Memories

During a late night walk with our dog Nova my daughter Lucy asked me what memories linger from childhood. (Clearly she has absorbed her father’s unusual conversation starters!) On a Thanksgiving weekend it was a well-timed question. Oddly all of the memories that came to me were moments, fleeting experiences of standing here or sliding down a hill there or skating on a homemade rink in a backyard. I had assumed these memories would be more substantial, they would point to some significant event, some turning point in my life, reveal some deeper truth about me or how I perceived others. No such luck.

I wonder when I retire and look back on my working life if this is what it will be like. I think the lasting memories will likely be less the content of these matters and more the smells, the sensations, the colours, the rush of adrenaline, the feeling of peace or excitement.

I watch colleagues, friends, and family, all busy accumulating, pondering how to hold all the things that have amassed in their homes and offices, worried all the time about how they will find room for all the “memories”. The cynic in me wonders how these things can hold memories if they are piled so high you cannot see what is underneath.

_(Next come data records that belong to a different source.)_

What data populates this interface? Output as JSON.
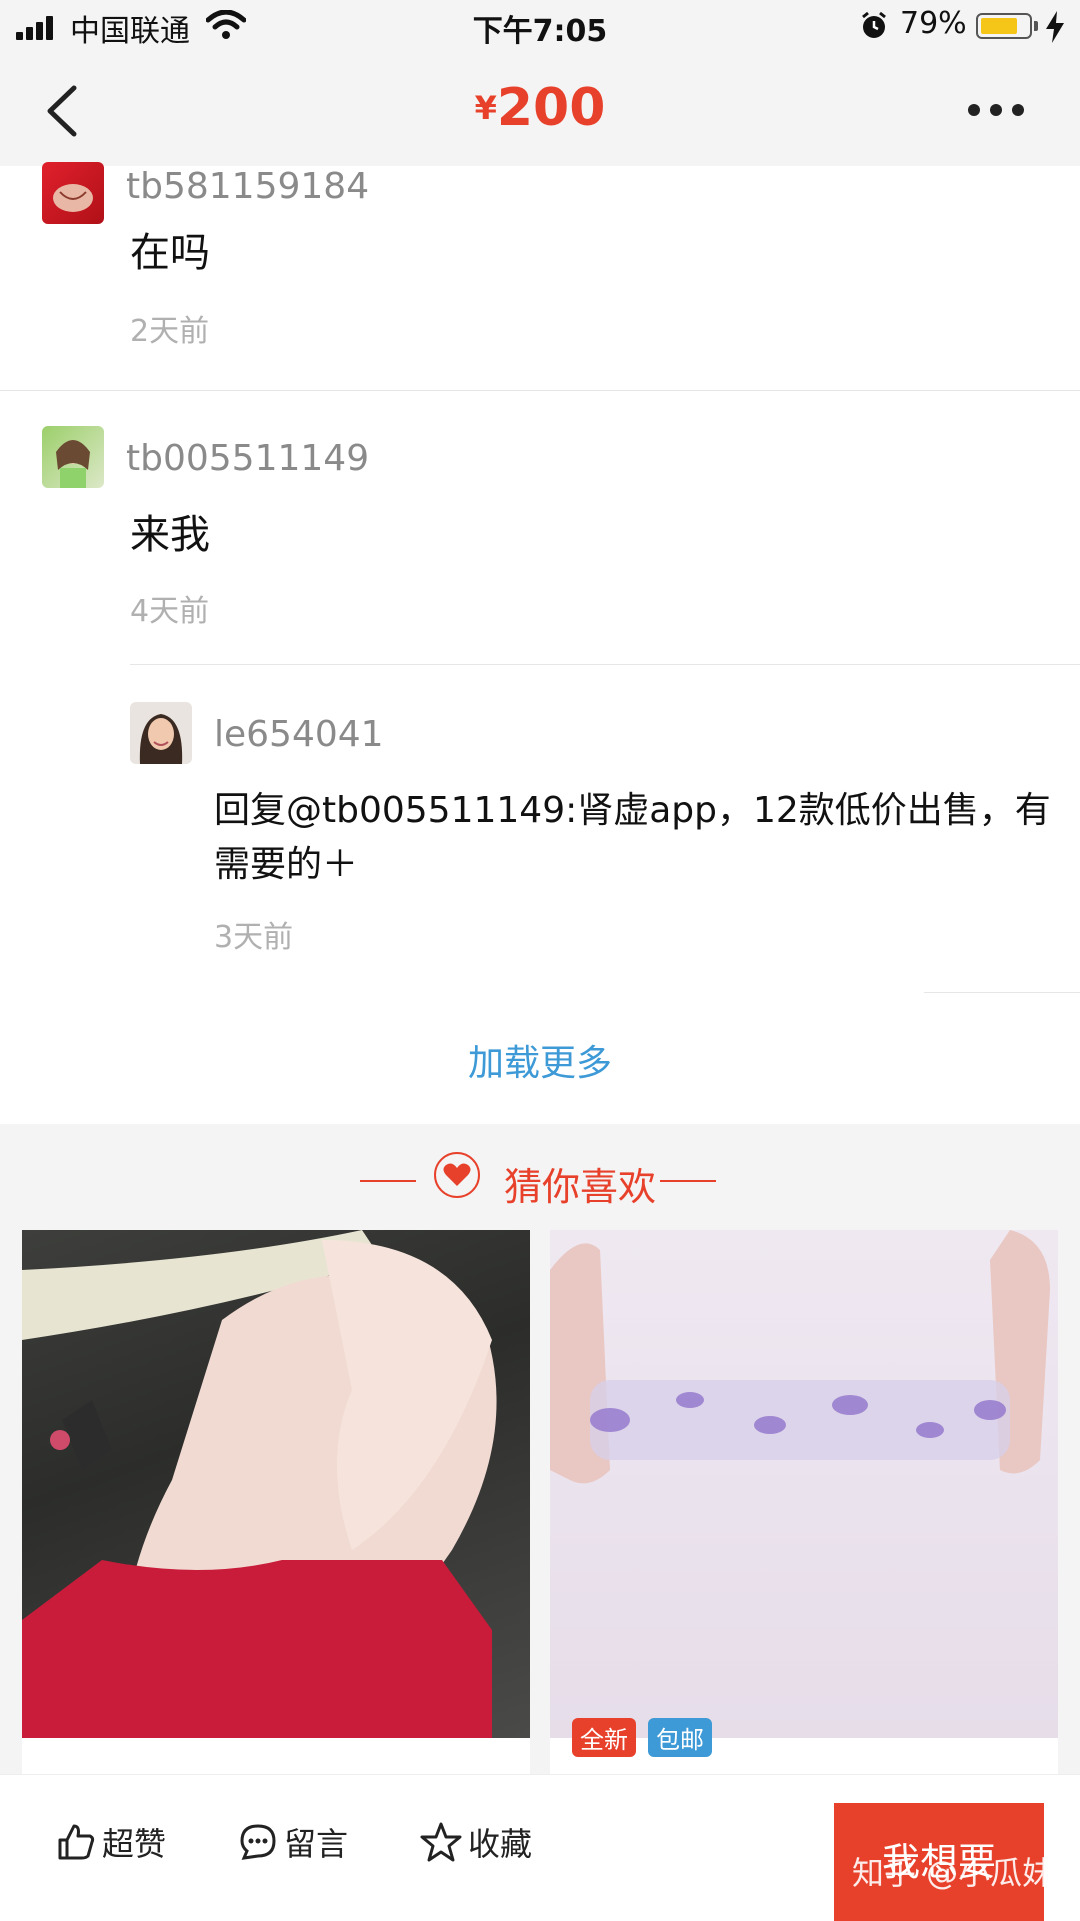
{
  "status_bar": {
    "carrier": "中国联通",
    "time": "下午7:05",
    "battery_percent": "79%",
    "battery_level": 0.79
  },
  "nav": {
    "currency": "¥",
    "price": "200"
  },
  "comments": [
    {
      "username": "tb581159184",
      "text": "在吗",
      "time": "2天前"
    },
    {
      "username": "tb005511149",
      "text": "来我",
      "time": "4天前"
    },
    {
      "username": "le654041",
      "text": "回复@tb005511149:肾虚app，12款低价出售，有需要的＋",
      "time": "3天前"
    }
  ],
  "load_more": "加载更多",
  "recommend": {
    "title": "猜你喜欢",
    "tags": [
      "全新",
      "包邮"
    ]
  },
  "bottom_bar": {
    "like": "超赞",
    "comment": "留言",
    "favorite": "收藏",
    "want": "我想要"
  },
  "watermark": "知乎 @小瓜妹",
  "colors": {
    "accent": "#e8412b",
    "link": "#3d9ad6",
    "tag_new": "#e8412b",
    "tag_free_shipping": "#3d9ad6"
  }
}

My late mother and I would argue about such things. I remember her once confessing she could not let things go because she worried if items left the house memories of that person would leave as well. When I asked her how often she thought of the person given how those items were buried in the basement she looked at me and said, “You don’t live here anymore.” Ouch.

Apart from my arrogance and self-righteousness about all things related to storage my larger point here is that memories related to things are not effective. I do think our tiny brains are capable of connecting a few objects to specific memories but beyond that we are fooling ourselves if we think these items are keeping something special or someone special alive. Instead I would recommend being present in our moments of memories to the sensation we recall. If I am standing in Point Pleasant Park and suddenly remember being at my 8th birthday party with friends and family I don’t think taking a photo of the picnic table where it happened will make the memory linger. But I do think if I stand there and let the memory wash over me, try to remember the whole experience and what was going on then I will be filled with a deeper reality that I am loved and that I belong, two very human needs and joys.

The existentialists believe that we are all in the midst of becoming something. As a Christian I like how Jean Vanier transforms that yearning into the phrase “becoming human”. I believe we are all in the midst of becoming human, that these memories remind us of the qualities; the sights, sounds, smells, feelings, of what being human is like, of being loved, of loving others, of belonging, of welcoming others into an experience of belonging.

Things, items, objects, they can in a very limited way remind us of someone or something special. But having too much of those things only buries the few objects that carry that magic to our heart. The deeper memories, the ones we dream about, the ones that wash over us and take us to places of belonging and love, are not in our control. They are gifts, glimpses, visions, of what really matters. It’s best we pay attention, its best we simply give thanks.